Blowing soap bubbles is fun, but have you ever wondered why bubbles are spherical? Why do bubbles pinch off in the first place? Soap films may seem simple, but soap film models have applications in mathematics, physics, and even in biology!
In this course, we will explore some fundamental concepts in
single-variable calculus by considering real-life problems
in biology and medicine. As we investigate these biological
problems, we will introduce and analyze relevant topics in
calculus and see how they can help us model and solve the
Ever begun a Google search, only to find it predicting exactly what you were thinking of? Surprised when Facebook recognized your friend's face without you tagging them? Heard about the AI that recently defeated the World Champion in Go? If so, then you've likely come across neural networks, an important class of algorithms within machine learning/AI. This talk will introduce neural nets from scratch, prove some interesting mathematical results about them, and give you a whirlwind tour of what they can do - from translating languages, self-driving cars to predicting cancer in patients.
While mathematics and music are now seen as divorced, with math belonging to the left brain and music to the right, the two disciplines were actually developed and taught jointly for many centuries until extraneous factors forced them apart in the Renaissance.
Into to Probability and how they are useful in real life. From basics to more important concepts, we introduce the mathematics behind randomness and uncertainty.
Waves are everywhere, from ripples in a pond to the "boom" of supersonic aircraft to even the motion of fundamental particles. Waves in water are ubiquitous yet surprisingly complicated, and we will give a flavor of how they are described mathematically. Similar mathematical tools can be used to describe the wave-like behavior of electrons, which lies at the heart of the "weirdness" of quantum mechanics. We'll talk about some of the basic formulas that link these waves together, and also about what sets them apart.
This talk is an introduction to the Standard model of fundamental particles and forces in nature and theories beyond the Standard model. We will touch upon the attempts to extend the Standard model to the Grand Unified Theories (GUT) and beyond to string theory - the theory of everything.
Imagine you and a friend each have a database, and are trying to figure out if the two are equal. The catch is that the two of you are far away from each other, and communicating is expensive. So it is too expensive for you to just send the contents of your database to your friend for her to check. Surprisingly there is a way to solve this problem by just sending each other an integer from 1 through 8, no matter how large the databases are!
About 3.5 billion people - 50\% of the world population - currently live in urban areas.
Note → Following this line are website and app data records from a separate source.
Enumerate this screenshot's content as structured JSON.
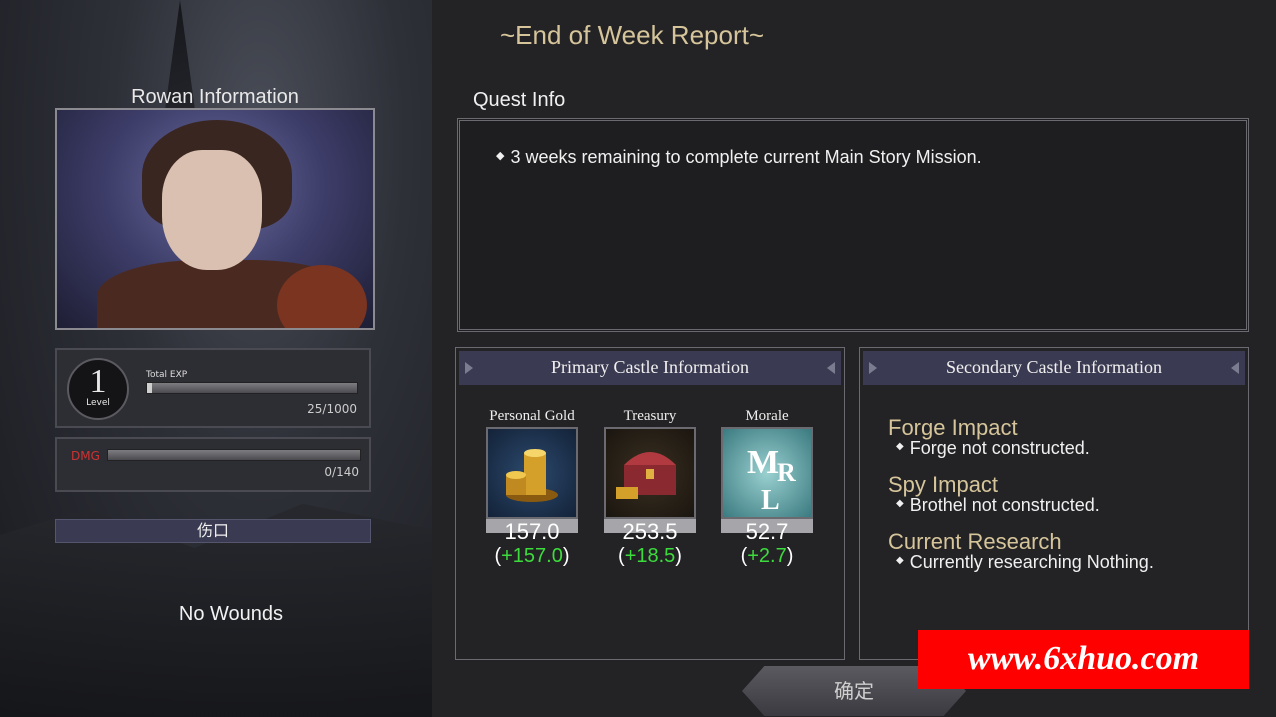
{
  "character": {
    "panel_title": "Rowan Information",
    "level_value": "1",
    "level_label": "Level",
    "exp_label": "Total EXP",
    "exp_value": "25/1000",
    "exp_fraction": 0.025,
    "dmg_label": "DMG",
    "dmg_value": "0/140",
    "dmg_fraction": 0,
    "wounds_header": "伤口",
    "wounds_status": "No Wounds"
  },
  "report": {
    "title": "~End of Week Report~",
    "quest_label": "Quest Info",
    "quest_items": [
      "3 weeks remaining to complete current Main Story Mission."
    ]
  },
  "primary": {
    "header": "Primary Castle Information",
    "resources": [
      {
        "name": "Personal Gold",
        "value": "157.0",
        "delta": "+157.0",
        "icon": "gold-coins-icon"
      },
      {
        "name": "Treasury",
        "value": "253.5",
        "delta": "+18.5",
        "icon": "treasure-chest-icon"
      },
      {
        "name": "Morale",
        "value": "52.7",
        "delta": "+2.7",
        "icon": "morale-banner-icon"
      }
    ]
  },
  "secondary": {
    "header": "Secondary Castle Information",
    "sections": [
      {
        "title": "Forge Impact",
        "line": "Forge not constructed."
      },
      {
        "title": "Spy Impact",
        "line": "Brothel not constructed."
      },
      {
        "title": "Current Research",
        "line": "Currently researching Nothing."
      }
    ]
  },
  "confirm_label": "确定",
  "watermark": "www.6xhuo.com",
  "colors": {
    "accent_gold": "#d6c59a",
    "positive": "#3ddc3d",
    "header_bg": "#3a3a52"
  }
}
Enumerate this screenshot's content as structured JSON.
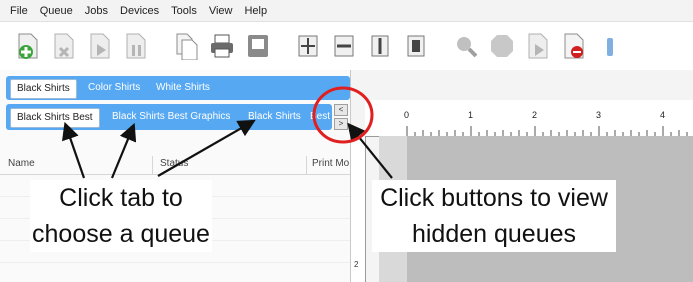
{
  "menu": [
    "File",
    "Queue",
    "Jobs",
    "Devices",
    "Tools",
    "View",
    "Help"
  ],
  "tabs_row1": [
    "Black Shirts",
    "Color Shirts",
    "White Shirts"
  ],
  "tabs_row2": [
    "Black Shirts Best",
    "Black Shirts Best Graphics",
    "Black Shirts",
    "Best"
  ],
  "scroll_buttons": [
    "<",
    ">"
  ],
  "columns": [
    "Name",
    "Status",
    "Print Mo"
  ],
  "ruler_marks": [
    "0",
    "1",
    "2",
    "3",
    "4"
  ],
  "vruler_label": "2",
  "callouts": {
    "left": "Click tab to choose a queue",
    "right": "Click buttons to view hidden queues"
  },
  "colors": {
    "tab_blue": "#57a8f2",
    "highlight_circle": "#e02020"
  }
}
This is a lot more than the roughly 1 billion that chose to dwell in cities in 1950 (30% of the population), but considerably less than the 6 billion (68%) the United Nations project will inhabit cities by mid-century. Why is that? What's so special about cities?
Some science problems are so challenging that they require massive parallel computers, so-called supercomputers for their solution. I will explain what these computers are all about, what they can be used for and why it it necessary to rethink mathematical algorithms when we use them.